╭─ Data extracts

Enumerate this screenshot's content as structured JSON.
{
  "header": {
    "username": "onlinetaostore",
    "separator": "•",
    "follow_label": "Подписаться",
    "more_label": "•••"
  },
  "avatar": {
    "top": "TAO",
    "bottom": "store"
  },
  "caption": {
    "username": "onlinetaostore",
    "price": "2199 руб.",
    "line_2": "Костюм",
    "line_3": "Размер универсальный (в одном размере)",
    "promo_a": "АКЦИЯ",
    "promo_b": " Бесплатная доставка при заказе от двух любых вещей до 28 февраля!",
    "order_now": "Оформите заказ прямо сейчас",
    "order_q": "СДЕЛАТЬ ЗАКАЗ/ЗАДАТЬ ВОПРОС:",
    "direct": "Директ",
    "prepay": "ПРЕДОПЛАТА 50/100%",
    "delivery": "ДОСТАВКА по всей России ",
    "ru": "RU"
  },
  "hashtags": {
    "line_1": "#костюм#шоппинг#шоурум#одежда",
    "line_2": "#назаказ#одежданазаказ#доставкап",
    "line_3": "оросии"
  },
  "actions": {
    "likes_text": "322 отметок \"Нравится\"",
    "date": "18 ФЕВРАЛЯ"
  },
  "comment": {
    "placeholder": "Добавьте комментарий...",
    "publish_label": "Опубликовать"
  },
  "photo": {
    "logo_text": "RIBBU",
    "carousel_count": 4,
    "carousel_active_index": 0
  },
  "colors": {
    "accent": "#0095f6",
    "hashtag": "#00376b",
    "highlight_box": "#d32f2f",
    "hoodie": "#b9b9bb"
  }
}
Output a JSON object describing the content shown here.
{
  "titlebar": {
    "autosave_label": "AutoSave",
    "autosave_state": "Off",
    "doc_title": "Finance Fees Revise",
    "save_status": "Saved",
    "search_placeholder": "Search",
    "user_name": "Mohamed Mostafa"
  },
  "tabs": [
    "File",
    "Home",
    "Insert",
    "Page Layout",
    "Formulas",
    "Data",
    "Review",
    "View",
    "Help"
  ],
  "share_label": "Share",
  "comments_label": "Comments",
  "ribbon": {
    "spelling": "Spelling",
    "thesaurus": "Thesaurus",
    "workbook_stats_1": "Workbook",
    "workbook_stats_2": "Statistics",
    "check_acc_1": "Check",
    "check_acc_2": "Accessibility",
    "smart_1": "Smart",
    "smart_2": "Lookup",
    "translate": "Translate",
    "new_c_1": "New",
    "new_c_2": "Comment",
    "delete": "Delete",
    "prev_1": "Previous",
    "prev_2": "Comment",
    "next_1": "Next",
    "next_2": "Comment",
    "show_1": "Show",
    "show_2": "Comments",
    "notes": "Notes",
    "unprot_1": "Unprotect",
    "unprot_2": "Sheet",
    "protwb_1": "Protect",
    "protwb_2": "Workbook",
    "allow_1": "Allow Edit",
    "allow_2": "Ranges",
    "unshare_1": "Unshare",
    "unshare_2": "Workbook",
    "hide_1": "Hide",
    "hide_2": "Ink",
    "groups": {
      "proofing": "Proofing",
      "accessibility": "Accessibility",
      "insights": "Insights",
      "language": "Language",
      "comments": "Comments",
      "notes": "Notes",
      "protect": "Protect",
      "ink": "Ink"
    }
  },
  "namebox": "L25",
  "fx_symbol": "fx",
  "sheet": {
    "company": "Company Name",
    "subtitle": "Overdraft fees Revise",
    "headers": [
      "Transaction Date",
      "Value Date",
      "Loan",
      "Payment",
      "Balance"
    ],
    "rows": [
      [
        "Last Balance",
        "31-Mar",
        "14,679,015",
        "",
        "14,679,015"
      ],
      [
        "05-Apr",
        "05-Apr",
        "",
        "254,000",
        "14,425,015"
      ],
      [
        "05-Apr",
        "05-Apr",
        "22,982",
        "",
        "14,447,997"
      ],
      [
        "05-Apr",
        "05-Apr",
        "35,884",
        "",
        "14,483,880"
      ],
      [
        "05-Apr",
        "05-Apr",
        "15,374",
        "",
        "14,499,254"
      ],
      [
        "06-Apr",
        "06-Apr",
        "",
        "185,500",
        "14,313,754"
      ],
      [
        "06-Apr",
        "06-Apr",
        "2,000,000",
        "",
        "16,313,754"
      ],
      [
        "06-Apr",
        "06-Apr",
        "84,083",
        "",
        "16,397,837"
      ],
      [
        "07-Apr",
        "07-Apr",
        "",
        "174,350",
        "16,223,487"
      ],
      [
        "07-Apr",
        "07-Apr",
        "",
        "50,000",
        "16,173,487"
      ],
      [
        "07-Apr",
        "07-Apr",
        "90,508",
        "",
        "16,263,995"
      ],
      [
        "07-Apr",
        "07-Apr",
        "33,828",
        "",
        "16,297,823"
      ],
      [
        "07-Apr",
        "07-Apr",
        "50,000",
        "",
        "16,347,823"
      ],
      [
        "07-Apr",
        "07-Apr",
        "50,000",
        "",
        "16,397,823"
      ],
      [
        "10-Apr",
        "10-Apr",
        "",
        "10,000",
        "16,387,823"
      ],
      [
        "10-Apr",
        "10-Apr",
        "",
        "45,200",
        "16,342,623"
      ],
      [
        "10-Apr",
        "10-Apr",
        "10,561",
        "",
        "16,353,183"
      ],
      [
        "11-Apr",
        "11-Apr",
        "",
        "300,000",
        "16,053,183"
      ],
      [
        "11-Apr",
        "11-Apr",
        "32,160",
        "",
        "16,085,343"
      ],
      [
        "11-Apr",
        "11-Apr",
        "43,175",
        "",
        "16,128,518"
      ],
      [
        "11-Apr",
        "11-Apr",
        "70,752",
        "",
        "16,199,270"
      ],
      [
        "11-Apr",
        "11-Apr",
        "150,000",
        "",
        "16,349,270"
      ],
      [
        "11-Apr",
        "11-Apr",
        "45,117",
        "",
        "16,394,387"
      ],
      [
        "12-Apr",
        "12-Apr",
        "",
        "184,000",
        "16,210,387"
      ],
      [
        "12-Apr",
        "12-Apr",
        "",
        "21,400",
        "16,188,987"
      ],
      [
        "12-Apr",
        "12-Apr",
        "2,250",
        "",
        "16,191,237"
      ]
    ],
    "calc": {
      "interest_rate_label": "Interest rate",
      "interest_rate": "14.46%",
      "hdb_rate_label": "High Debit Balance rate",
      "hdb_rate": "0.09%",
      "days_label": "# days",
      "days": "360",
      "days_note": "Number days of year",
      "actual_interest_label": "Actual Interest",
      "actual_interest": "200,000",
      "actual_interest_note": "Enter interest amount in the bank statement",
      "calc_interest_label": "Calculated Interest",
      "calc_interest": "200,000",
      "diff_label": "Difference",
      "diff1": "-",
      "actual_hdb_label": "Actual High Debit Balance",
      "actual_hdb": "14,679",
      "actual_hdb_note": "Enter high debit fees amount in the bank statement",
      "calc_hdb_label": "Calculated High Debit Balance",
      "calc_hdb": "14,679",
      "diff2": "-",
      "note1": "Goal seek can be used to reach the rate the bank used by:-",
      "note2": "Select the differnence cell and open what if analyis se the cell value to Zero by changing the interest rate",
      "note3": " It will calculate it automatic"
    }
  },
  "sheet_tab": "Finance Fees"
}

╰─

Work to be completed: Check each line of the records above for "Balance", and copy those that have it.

Your solution:
      "Balance"
        "Last Balance",
      "hdb_rate_label": "High Debit Balance rate",
      "actual_hdb_label": "Actual High Debit Balance",
      "calc_hdb_label": "Calculated High Debit Balance",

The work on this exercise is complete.